Try it: Using the listing, copy each whole line that features "second".

++++ Provided information ++++

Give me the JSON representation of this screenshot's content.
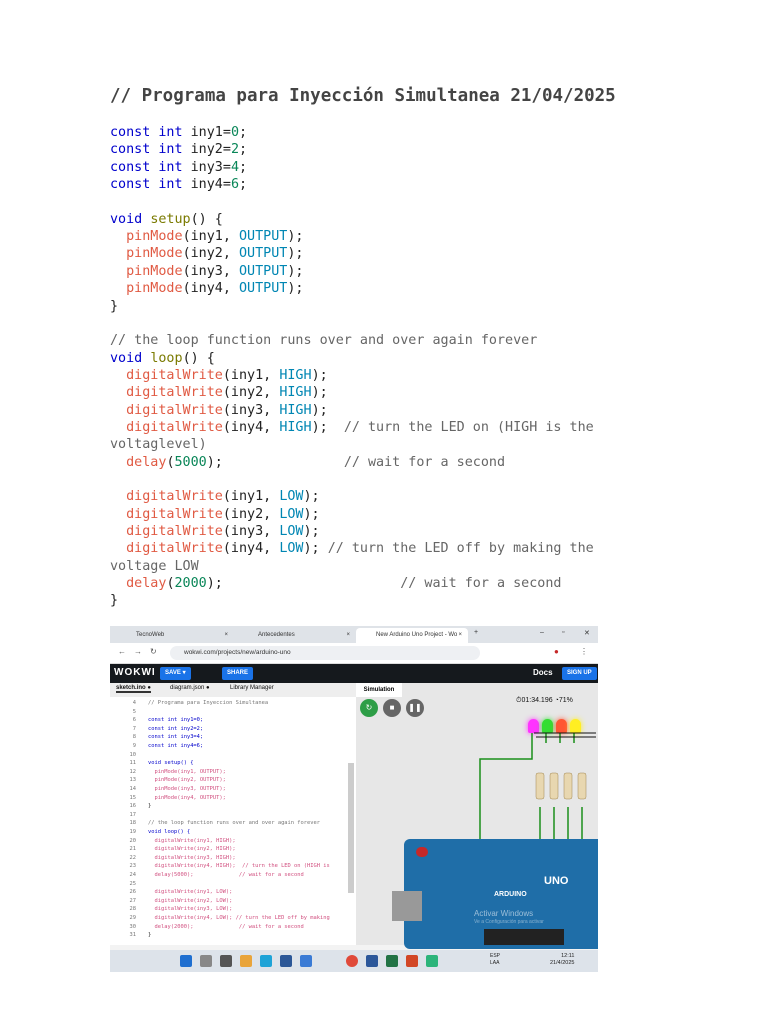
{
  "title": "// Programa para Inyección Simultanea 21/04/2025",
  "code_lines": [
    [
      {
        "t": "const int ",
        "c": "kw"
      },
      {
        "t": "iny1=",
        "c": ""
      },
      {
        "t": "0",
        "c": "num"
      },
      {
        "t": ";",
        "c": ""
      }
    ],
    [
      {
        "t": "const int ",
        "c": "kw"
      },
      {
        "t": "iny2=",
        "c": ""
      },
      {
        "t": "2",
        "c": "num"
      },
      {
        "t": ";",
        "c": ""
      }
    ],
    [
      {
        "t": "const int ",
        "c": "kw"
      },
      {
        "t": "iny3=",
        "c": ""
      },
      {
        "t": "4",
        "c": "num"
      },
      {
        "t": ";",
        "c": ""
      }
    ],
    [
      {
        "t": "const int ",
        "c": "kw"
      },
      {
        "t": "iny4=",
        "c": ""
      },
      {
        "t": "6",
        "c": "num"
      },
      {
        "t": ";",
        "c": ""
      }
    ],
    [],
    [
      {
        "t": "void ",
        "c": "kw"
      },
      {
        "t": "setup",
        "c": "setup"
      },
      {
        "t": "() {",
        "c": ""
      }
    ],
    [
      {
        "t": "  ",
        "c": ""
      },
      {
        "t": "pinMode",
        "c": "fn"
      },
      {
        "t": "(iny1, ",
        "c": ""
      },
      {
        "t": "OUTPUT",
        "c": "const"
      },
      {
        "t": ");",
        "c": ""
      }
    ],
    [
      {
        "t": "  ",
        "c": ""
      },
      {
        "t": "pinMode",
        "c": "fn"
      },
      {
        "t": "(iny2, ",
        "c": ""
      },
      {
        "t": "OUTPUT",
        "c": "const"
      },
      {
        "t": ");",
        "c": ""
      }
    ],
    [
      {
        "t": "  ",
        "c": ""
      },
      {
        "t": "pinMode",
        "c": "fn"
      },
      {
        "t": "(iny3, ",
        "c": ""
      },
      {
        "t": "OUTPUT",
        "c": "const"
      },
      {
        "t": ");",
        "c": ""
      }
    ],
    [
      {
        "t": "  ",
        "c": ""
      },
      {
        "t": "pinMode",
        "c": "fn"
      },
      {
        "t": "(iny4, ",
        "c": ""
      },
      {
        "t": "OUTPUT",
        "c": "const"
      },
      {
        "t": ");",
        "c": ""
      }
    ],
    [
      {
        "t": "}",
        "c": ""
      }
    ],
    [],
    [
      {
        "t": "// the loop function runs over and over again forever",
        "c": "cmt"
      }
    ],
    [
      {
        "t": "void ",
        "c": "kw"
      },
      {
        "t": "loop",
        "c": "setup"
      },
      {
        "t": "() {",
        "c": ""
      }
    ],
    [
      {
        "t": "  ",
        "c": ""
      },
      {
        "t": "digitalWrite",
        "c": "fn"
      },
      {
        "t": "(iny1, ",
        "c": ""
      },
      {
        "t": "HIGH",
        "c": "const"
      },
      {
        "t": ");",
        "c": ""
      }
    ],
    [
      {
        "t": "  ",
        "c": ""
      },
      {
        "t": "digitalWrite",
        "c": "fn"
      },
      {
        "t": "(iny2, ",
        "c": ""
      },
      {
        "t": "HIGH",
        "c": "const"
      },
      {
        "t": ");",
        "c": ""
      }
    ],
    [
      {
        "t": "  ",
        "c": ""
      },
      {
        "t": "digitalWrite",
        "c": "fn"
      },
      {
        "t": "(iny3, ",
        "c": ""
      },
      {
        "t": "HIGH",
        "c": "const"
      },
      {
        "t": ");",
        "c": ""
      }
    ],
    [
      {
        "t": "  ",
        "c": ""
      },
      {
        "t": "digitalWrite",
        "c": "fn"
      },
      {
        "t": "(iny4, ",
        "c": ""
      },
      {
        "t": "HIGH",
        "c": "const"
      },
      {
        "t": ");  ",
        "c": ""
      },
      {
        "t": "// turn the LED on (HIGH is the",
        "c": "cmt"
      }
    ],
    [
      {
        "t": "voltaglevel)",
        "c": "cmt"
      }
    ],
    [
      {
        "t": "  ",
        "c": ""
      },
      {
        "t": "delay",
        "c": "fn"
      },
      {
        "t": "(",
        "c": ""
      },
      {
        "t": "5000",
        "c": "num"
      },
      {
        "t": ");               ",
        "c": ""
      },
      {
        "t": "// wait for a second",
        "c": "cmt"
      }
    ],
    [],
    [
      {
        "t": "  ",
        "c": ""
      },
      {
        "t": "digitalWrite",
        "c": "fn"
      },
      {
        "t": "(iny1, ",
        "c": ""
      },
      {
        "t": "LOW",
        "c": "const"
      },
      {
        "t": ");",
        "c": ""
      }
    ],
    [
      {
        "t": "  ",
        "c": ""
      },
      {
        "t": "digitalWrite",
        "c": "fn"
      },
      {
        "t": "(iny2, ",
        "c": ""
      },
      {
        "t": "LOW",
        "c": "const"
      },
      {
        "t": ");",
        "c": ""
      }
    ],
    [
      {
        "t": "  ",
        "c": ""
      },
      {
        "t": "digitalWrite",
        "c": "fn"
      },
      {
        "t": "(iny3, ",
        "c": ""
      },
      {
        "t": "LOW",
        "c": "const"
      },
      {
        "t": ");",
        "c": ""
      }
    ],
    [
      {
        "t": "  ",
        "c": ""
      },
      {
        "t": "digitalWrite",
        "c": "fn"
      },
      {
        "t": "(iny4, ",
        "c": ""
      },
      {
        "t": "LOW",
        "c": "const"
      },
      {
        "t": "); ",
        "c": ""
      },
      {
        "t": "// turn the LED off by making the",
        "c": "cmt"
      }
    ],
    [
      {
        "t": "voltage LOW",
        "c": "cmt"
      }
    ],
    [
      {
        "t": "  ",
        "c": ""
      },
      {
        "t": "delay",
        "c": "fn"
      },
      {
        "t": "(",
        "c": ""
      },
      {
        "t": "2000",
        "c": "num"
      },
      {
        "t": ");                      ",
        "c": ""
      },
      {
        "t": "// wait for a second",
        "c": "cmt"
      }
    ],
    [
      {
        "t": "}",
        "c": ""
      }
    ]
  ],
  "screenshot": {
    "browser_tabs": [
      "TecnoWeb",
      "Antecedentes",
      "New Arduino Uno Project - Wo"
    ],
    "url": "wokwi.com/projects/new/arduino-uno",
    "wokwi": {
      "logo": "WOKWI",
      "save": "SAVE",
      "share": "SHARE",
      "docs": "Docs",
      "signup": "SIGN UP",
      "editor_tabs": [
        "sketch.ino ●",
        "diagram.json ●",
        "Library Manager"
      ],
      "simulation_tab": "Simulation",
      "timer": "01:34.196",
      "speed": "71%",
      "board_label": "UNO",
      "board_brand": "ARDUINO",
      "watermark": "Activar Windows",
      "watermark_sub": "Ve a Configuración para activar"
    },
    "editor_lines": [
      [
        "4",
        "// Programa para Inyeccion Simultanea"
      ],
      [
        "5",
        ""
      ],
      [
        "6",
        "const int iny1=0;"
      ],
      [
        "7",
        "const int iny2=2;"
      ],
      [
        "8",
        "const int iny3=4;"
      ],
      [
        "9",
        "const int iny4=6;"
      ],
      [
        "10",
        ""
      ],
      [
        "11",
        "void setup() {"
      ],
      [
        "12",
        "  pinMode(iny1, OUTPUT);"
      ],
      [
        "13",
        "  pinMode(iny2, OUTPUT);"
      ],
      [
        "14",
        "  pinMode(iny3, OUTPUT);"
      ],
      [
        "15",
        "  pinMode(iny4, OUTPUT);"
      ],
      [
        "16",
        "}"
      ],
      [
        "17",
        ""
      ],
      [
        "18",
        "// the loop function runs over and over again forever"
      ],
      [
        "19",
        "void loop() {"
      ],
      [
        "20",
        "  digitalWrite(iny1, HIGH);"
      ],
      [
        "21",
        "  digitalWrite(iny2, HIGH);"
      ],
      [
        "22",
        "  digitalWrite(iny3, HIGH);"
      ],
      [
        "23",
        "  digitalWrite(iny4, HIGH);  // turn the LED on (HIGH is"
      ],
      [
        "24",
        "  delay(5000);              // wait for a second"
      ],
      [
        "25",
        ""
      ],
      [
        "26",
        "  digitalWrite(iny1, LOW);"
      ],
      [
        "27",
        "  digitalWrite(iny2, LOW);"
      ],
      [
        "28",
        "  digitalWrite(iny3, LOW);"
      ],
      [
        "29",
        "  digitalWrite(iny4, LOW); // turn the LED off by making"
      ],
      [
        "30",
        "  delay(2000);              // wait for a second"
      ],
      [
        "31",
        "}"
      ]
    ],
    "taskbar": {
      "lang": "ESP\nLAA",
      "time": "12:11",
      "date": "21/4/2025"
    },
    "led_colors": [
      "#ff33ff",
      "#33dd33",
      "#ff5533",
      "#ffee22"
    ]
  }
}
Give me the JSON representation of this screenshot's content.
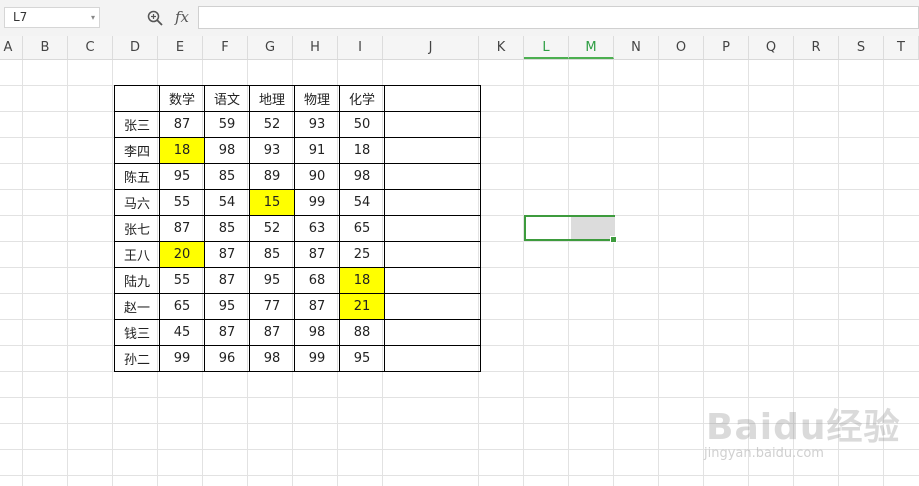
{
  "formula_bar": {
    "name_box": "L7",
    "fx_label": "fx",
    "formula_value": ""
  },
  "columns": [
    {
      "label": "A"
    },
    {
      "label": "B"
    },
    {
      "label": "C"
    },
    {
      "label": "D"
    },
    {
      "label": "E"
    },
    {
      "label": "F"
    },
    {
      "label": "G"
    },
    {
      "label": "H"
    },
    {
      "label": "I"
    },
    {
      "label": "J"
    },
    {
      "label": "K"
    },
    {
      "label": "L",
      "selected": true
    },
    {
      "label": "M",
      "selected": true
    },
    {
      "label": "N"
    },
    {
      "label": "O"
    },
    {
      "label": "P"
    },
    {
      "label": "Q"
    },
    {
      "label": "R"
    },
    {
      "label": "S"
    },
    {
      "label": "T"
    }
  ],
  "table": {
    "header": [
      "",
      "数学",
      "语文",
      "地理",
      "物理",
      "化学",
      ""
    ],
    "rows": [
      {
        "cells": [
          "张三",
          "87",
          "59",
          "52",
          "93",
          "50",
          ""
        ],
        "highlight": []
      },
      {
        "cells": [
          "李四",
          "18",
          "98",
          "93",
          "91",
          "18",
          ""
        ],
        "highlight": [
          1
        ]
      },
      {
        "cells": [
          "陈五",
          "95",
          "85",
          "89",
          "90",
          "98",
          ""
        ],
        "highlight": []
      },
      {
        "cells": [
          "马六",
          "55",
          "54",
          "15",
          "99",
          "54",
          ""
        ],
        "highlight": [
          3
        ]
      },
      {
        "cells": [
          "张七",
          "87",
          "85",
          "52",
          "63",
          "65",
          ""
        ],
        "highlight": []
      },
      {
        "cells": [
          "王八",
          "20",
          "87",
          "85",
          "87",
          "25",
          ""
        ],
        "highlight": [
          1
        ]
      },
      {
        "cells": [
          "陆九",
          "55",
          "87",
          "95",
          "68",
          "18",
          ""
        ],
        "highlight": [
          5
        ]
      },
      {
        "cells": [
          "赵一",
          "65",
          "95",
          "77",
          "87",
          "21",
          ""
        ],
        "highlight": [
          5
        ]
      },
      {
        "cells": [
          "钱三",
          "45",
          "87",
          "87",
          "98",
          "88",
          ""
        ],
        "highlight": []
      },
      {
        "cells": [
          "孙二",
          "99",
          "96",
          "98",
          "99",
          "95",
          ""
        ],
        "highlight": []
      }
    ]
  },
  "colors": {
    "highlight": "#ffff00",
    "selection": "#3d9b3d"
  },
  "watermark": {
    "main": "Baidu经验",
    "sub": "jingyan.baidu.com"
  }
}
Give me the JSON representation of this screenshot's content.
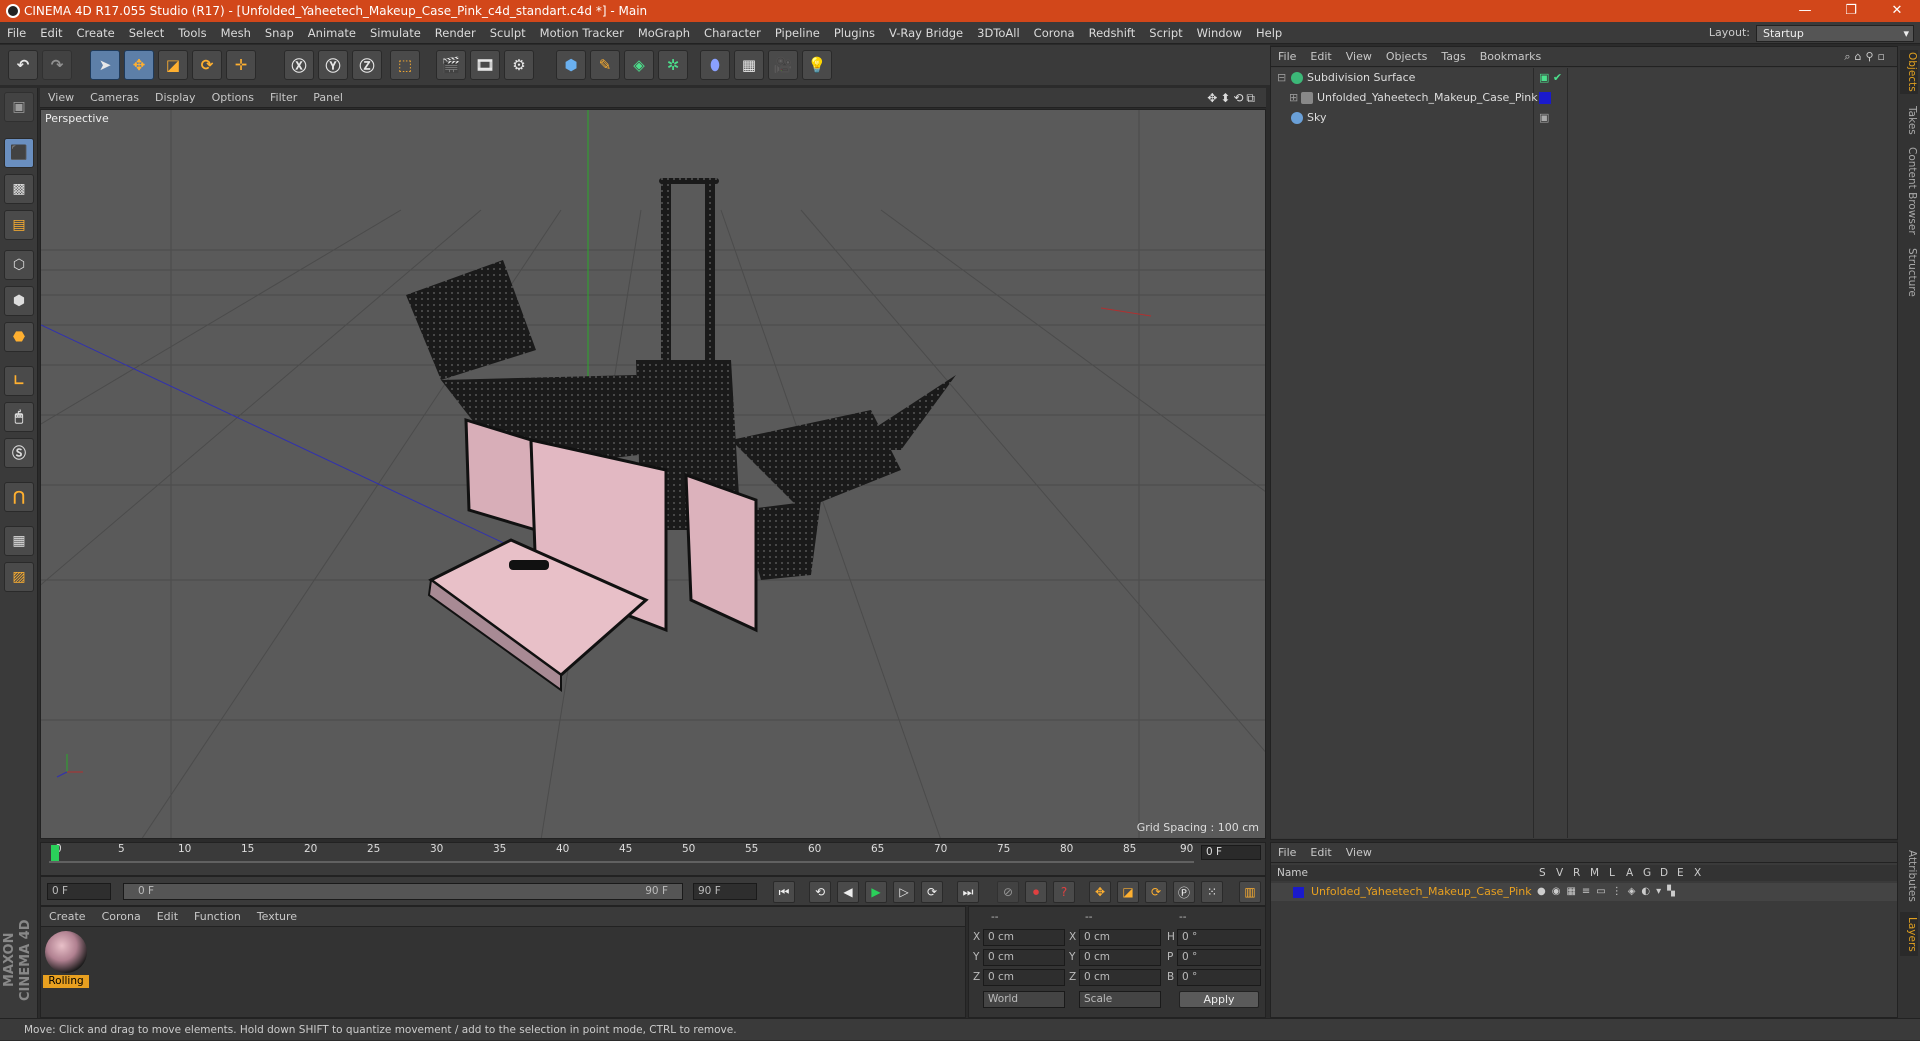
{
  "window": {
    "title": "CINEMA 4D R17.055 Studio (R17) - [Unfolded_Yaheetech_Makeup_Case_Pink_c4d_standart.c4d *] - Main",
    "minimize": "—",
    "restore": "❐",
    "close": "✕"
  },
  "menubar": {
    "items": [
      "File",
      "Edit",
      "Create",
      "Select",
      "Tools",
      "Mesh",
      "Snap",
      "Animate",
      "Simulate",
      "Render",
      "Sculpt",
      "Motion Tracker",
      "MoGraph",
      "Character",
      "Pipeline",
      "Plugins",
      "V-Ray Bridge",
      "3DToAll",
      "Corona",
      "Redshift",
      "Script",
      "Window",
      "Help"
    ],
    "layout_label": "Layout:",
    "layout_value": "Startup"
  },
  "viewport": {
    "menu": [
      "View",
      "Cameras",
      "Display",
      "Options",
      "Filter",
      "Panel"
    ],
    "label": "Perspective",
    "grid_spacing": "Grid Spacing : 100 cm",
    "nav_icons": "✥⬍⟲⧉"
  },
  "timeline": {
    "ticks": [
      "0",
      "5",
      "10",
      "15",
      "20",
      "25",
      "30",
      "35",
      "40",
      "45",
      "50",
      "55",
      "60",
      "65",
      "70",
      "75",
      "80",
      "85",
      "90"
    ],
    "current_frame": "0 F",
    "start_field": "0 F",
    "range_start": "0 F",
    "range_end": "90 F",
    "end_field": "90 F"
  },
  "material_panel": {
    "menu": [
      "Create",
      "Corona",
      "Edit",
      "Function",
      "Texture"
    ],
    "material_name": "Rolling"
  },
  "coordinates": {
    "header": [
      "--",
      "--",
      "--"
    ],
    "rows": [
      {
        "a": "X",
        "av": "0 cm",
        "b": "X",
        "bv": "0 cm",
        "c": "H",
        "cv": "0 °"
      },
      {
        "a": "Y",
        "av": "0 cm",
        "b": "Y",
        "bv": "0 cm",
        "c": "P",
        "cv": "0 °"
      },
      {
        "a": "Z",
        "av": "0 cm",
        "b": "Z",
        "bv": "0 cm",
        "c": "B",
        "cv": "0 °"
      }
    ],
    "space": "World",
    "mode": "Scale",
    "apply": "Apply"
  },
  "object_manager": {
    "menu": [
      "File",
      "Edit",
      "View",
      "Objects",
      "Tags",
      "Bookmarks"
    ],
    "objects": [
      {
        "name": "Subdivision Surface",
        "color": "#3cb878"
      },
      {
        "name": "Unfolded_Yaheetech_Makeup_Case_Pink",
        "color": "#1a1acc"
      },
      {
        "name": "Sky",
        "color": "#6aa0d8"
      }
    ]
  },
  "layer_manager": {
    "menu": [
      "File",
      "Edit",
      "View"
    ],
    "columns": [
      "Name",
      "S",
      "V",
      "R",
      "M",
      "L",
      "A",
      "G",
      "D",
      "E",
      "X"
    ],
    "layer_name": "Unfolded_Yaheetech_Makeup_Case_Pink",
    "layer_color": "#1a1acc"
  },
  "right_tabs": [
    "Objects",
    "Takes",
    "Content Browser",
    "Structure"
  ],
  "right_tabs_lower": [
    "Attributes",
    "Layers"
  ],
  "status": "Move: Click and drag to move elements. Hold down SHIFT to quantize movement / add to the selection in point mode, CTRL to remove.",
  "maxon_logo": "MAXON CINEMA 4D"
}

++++

Answer to the exercise:
        "t": "// wait for a second",
        "t": "// wait for a second",
        "  delay(5000);              // wait for a second"
        "  delay(2000);              // wait for a second"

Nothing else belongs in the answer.